• Your objective:
Would you print the whole listing again, exactly?

• Recorded data:
● ● ● ●
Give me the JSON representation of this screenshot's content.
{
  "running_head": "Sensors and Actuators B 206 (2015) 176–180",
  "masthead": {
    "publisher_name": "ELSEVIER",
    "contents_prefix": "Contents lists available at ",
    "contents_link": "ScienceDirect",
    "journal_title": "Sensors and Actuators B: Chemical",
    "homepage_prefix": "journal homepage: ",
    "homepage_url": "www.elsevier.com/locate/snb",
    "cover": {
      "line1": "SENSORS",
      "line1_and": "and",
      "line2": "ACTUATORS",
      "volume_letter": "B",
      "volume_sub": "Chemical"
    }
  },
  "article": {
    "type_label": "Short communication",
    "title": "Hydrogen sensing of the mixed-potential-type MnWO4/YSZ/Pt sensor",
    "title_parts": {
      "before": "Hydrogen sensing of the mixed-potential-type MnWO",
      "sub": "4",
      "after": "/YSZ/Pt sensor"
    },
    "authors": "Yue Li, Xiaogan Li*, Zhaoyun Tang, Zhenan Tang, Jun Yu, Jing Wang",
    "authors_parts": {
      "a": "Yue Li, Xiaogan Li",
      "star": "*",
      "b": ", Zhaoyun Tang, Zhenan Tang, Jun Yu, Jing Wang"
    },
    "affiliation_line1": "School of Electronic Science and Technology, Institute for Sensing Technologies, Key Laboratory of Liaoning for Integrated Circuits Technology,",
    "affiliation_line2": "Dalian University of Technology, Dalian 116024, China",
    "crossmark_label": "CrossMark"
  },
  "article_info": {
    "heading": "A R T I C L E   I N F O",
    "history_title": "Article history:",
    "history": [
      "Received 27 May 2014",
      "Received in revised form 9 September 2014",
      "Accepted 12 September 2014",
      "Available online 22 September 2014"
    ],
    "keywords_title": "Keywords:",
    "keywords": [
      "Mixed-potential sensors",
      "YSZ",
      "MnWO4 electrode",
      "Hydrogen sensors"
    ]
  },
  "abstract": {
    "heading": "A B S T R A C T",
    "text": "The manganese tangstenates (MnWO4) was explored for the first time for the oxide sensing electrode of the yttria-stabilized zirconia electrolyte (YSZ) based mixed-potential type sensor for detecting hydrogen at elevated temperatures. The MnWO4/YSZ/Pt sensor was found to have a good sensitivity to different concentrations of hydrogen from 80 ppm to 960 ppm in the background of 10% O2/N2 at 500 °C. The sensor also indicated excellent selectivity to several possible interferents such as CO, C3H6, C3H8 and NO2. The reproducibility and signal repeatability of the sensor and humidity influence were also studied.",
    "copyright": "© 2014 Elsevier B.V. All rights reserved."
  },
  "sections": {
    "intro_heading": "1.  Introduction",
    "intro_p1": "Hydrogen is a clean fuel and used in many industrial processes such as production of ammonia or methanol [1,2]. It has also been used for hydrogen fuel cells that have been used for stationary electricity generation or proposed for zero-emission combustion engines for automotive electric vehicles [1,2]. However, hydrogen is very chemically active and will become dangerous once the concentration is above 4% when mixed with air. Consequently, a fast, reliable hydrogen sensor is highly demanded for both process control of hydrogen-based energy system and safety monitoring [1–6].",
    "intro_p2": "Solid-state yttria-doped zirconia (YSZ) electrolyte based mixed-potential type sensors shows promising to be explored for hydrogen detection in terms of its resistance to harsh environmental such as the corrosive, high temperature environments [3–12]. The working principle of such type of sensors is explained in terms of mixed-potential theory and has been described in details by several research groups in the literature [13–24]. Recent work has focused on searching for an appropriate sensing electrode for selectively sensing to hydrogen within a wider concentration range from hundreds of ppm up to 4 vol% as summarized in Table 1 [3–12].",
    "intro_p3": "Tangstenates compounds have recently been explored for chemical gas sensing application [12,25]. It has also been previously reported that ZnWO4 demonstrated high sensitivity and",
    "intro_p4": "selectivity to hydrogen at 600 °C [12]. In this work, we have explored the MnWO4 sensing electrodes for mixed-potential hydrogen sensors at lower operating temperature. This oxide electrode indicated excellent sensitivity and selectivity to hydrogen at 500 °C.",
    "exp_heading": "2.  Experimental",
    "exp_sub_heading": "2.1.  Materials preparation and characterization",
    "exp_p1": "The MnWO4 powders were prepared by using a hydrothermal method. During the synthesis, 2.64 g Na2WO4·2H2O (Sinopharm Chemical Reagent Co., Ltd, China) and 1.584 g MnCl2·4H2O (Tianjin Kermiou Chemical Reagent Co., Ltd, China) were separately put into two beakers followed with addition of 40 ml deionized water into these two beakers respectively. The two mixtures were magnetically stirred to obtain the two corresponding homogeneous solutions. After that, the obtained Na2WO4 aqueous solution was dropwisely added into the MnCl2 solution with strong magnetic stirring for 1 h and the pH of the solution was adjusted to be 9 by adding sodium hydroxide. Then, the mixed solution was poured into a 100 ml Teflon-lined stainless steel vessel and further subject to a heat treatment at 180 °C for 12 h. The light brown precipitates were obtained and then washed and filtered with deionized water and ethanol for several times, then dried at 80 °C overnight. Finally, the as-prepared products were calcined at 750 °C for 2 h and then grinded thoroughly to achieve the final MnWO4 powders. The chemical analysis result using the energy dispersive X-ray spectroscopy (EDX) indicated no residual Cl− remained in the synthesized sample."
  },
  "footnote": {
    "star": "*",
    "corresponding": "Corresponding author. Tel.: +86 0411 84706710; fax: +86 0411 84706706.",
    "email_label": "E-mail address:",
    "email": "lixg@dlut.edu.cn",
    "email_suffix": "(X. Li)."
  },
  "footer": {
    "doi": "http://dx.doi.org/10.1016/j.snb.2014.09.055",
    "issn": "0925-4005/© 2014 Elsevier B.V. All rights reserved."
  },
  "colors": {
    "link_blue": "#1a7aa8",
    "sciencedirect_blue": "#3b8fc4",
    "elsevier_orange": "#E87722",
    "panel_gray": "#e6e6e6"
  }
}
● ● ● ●
• Solution for this exercise:
Give me the JSON representation of this screenshot's content.
{
  "running_head": "Sensors and Actuators B 206 (2015) 176–180",
  "masthead": {
    "publisher_name": "ELSEVIER",
    "contents_prefix": "Contents lists available at ",
    "contents_link": "ScienceDirect",
    "journal_title": "Sensors and Actuators B: Chemical",
    "homepage_prefix": "journal homepage: ",
    "homepage_url": "www.elsevier.com/locate/snb",
    "cover": {
      "line1": "SENSORS",
      "line1_and": "and",
      "line2": "ACTUATORS",
      "volume_letter": "B",
      "volume_sub": "Chemical"
    }
  },
  "article": {
    "type_label": "Short communication",
    "title": "Hydrogen sensing of the mixed-potential-type MnWO4/YSZ/Pt sensor",
    "title_parts": {
      "before": "Hydrogen sensing of the mixed-potential-type MnWO",
      "sub": "4",
      "after": "/YSZ/Pt sensor"
    },
    "authors": "Yue Li, Xiaogan Li*, Zhaoyun Tang, Zhenan Tang, Jun Yu, Jing Wang",
    "authors_parts": {
      "a": "Yue Li, Xiaogan Li",
      "star": "*",
      "b": ", Zhaoyun Tang, Zhenan Tang, Jun Yu, Jing Wang"
    },
    "affiliation_line1": "School of Electronic Science and Technology, Institute for Sensing Technologies, Key Laboratory of Liaoning for Integrated Circuits Technology,",
    "affiliation_line2": "Dalian University of Technology, Dalian 116024, China",
    "crossmark_label": "CrossMark"
  },
  "article_info": {
    "heading": "A R T I C L E   I N F O",
    "history_title": "Article history:",
    "history": [
      "Received 27 May 2014",
      "Received in revised form 9 September 2014",
      "Accepted 12 September 2014",
      "Available online 22 September 2014"
    ],
    "keywords_title": "Keywords:",
    "keywords": [
      "Mixed-potential sensors",
      "YSZ",
      "MnWO4 electrode",
      "Hydrogen sensors"
    ]
  },
  "abstract": {
    "heading": "A B S T R A C T",
    "text": "The manganese tangstenates (MnWO4) was explored for the first time for the oxide sensing electrode of the yttria-stabilized zirconia electrolyte (YSZ) based mixed-potential type sensor for detecting hydrogen at elevated temperatures. The MnWO4/YSZ/Pt sensor was found to have a good sensitivity to different concentrations of hydrogen from 80 ppm to 960 ppm in the background of 10% O2/N2 at 500 °C. The sensor also indicated excellent selectivity to several possible interferents such as CO, C3H6, C3H8 and NO2. The reproducibility and signal repeatability of the sensor and humidity influence were also studied.",
    "copyright": "© 2014 Elsevier B.V. All rights reserved."
  },
  "sections": {
    "intro_heading": "1.  Introduction",
    "intro_p1": "Hydrogen is a clean fuel and used in many industrial processes such as production of ammonia or methanol [1,2]. It has also been used for hydrogen fuel cells that have been used for stationary electricity generation or proposed for zero-emission combustion engines for automotive electric vehicles [1,2]. However, hydrogen is very chemically active and will become dangerous once the concentration is above 4% when mixed with air. Consequently, a fast, reliable hydrogen sensor is highly demanded for both process control of hydrogen-based energy system and safety monitoring [1–6].",
    "intro_p2": "Solid-state yttria-doped zirconia (YSZ) electrolyte based mixed-potential type sensors shows promising to be explored for hydrogen detection in terms of its resistance to harsh environmental such as the corrosive, high temperature environments [3–12]. The working principle of such type of sensors is explained in terms of mixed-potential theory and has been described in details by several research groups in the literature [13–24]. Recent work has focused on searching for an appropriate sensing electrode for selectively sensing to hydrogen within a wider concentration range from hundreds of ppm up to 4 vol% as summarized in Table 1 [3–12].",
    "intro_p3": "Tangstenates compounds have recently been explored for chemical gas sensing application [12,25]. It has also been previously reported that ZnWO4 demonstrated high sensitivity and",
    "intro_p4": "selectivity to hydrogen at 600 °C [12]. In this work, we have explored the MnWO4 sensing electrodes for mixed-potential hydrogen sensors at lower operating temperature. This oxide electrode indicated excellent sensitivity and selectivity to hydrogen at 500 °C.",
    "exp_heading": "2.  Experimental",
    "exp_sub_heading": "2.1.  Materials preparation and characterization",
    "exp_p1": "The MnWO4 powders were prepared by using a hydrothermal method. During the synthesis, 2.64 g Na2WO4·2H2O (Sinopharm Chemical Reagent Co., Ltd, China) and 1.584 g MnCl2·4H2O (Tianjin Kermiou Chemical Reagent Co., Ltd, China) were separately put into two beakers followed with addition of 40 ml deionized water into these two beakers respectively. The two mixtures were magnetically stirred to obtain the two corresponding homogeneous solutions. After that, the obtained Na2WO4 aqueous solution was dropwisely added into the MnCl2 solution with strong magnetic stirring for 1 h and the pH of the solution was adjusted to be 9 by adding sodium hydroxide. Then, the mixed solution was poured into a 100 ml Teflon-lined stainless steel vessel and further subject to a heat treatment at 180 °C for 12 h. The light brown precipitates were obtained and then washed and filtered with deionized water and ethanol for several times, then dried at 80 °C overnight. Finally, the as-prepared products were calcined at 750 °C for 2 h and then grinded thoroughly to achieve the final MnWO4 powders. The chemical analysis result using the energy dispersive X-ray spectroscopy (EDX) indicated no residual Cl− remained in the synthesized sample."
  },
  "footnote": {
    "star": "*",
    "corresponding": "Corresponding author. Tel.: +86 0411 84706710; fax: +86 0411 84706706.",
    "email_label": "E-mail address:",
    "email": "lixg@dlut.edu.cn",
    "email_suffix": "(X. Li)."
  },
  "footer": {
    "doi": "http://dx.doi.org/10.1016/j.snb.2014.09.055",
    "issn": "0925-4005/© 2014 Elsevier B.V. All rights reserved."
  },
  "colors": {
    "link_blue": "#1a7aa8",
    "sciencedirect_blue": "#3b8fc4",
    "elsevier_orange": "#E87722",
    "panel_gray": "#e6e6e6"
  }
}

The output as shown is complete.